Thanks to global recruitment firm Calibre One for pulling together these charts showing investment by VCs into startups:



And to DowJones for these stats on funds raised by VCs:



There is a seasonal pattern to fundraising by VCs with more activity usually occurring in the second half of the year, so the thing to look at in these last two charts is comparison between 2Q12 and 2Q11. That is where you see the growth.

And, for those that were wondering, tthe dinner was organised by Mike Butcher and Alena Dundas and kindly hosted by Propel.

On social network transience and profitability

By | Consumer Internet, Exits, Social networks | 13 Comments

Consider this piece of logic from Derek Powazek:

The flow, as I see it, works like this.

  1. We want to be a social network. The more people in it, the more “value” it has, so we need everyone to join. Because we want everyone to join, we cannot put up a pay barrier, so we have to make money another way. Let’s say advertising. (Note: Most never make it this far.)
  2. Our advertisers want as much data about, and contact with, our users as possible. We want to only allow limited engagement. Either advertiser interest wanes (Flickr), or we coast on our investment (Twitter, Tumblr), or we give in and let the advertisers run the show (pretty much everyone else).
  3. Members become angry at us because we’re selling them out. The exodus begins. There’s always somewhere else to go (see Friendster, MySpace). Go back to step 1.

See it? The bigger you go, the harder the road.

And a similar idea put differently by Maciej:

Were you a big Gowalla fan? Did you like Dodgeball? Did you think (gasp!) was better than Pinboard? Did you make a lot of contributions to Nextstop? Do you miss Aardvark andEtherPad? Did "I Want Sandy" change your life?

These projects are all very different, but the dynamic is the same. Someone builds a cool, free product, it gets popular, and that popularity attracts a buyer. The new owner shuts the product down and the founders issue a glowing press release about how excited they are about synergies going forward. They are never heard from again.

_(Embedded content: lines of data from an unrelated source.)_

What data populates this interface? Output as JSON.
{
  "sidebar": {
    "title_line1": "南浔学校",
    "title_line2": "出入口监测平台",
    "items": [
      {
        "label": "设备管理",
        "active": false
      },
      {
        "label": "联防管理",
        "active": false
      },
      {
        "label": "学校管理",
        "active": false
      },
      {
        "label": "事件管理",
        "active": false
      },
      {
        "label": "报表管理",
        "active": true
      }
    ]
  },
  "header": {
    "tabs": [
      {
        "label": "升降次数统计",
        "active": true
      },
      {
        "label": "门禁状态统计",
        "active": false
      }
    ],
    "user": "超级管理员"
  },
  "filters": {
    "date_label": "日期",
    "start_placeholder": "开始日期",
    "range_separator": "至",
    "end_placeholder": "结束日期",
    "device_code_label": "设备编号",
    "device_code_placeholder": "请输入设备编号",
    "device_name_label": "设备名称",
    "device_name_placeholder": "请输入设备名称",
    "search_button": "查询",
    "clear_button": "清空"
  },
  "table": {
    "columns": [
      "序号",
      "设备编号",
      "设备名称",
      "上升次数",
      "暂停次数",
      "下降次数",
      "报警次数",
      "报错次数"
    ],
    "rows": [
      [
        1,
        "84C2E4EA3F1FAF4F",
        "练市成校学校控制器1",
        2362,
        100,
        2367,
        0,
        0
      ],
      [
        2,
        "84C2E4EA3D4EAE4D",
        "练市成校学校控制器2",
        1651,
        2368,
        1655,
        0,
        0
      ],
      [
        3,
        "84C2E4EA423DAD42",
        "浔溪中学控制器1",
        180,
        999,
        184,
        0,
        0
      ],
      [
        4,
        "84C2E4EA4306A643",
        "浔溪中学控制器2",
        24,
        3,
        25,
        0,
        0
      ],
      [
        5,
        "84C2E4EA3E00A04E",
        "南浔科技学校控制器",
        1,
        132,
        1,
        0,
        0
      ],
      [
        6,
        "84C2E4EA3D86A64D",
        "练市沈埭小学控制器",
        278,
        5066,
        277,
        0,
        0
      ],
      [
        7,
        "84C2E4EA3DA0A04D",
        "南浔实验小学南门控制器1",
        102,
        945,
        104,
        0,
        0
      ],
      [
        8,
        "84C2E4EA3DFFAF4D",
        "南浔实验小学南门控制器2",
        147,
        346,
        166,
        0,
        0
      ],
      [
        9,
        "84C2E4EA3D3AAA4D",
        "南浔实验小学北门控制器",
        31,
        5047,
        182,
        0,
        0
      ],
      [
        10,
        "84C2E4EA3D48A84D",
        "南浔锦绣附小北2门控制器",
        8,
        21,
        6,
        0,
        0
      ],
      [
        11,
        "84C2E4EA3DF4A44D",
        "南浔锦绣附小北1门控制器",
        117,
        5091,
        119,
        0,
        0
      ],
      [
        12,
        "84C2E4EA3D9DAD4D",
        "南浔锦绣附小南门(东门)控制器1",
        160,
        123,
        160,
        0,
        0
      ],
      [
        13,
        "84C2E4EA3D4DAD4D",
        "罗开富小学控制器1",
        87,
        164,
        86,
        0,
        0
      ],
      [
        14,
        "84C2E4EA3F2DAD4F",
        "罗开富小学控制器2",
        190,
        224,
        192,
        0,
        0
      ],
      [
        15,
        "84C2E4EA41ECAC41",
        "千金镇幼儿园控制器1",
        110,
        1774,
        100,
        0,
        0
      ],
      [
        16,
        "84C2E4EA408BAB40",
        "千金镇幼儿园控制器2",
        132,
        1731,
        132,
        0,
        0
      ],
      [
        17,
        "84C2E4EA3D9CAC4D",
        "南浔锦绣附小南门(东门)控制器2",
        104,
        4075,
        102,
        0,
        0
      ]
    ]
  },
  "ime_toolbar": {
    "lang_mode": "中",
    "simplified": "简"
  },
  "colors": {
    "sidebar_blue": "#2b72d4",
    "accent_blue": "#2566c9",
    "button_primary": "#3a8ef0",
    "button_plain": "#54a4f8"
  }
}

Whether or not this is done in good faith, in practice this kind of ‘exit event’ is a pump-and-dump scheme. The very popularity that attracts a buyer also makes the project financially unsustainable.

I think there is something in this. Facebook and LinkedIn are highly profitable free social networks, but I can’t think of any others. I can however think of many that are very popular, but not making money – Twitter, Tumblr, and Pinterest spring to mind. Four or five years ago the list of free social networks that were popular but not making money was equally long, but totally different. Back then I might have listed Bebo, Myspace, and Friendster. Of these three, two sold out for what seemed like big headline prices at the time before going into terminal decline and the third (Friendster) slowly faded into insignificance. The most common explanation for this is that they were fads, but maybe the tension between user experience and profitability had more to do with it.

From Flickr to Instagram, over the last ten years building large but unprofitable social networks and selling them to large corporates has been a lucrative business for entrepreneurs and their VCs, but it hasn’t usually worked out well for the acquirers, or more accurately their shareholders. This imbalance won’t continue forever. I think the two ingredients for change are acquirers getting smarter about assessing whether their target has the magic to be one of the very few that monetises like Facebook or LinkedIn, and reduced valuations on the public markets for acquirers (high dollar value acquisitions look cheap to CEOs of companies with highly valued stock). The first of these ingredients isn’t far away, and may even be in place already. The second is harder to predict.

The implications of this analysis, which I’m not yet wholly sold on, is that the odds of winning the ‘get big really fast’ lottery are in decline. This is a bit counter-intuitive given recent successes at Instagram and Pinterest, but it is important to remember the large numbers of Pinterest wannabees and avoid being deceived by selective reporting and success bias.

Bonus extra: When he’s not writing about social networks Derek Powazek edits a quarterly book of true stories and original art called Fray. It’s rather good.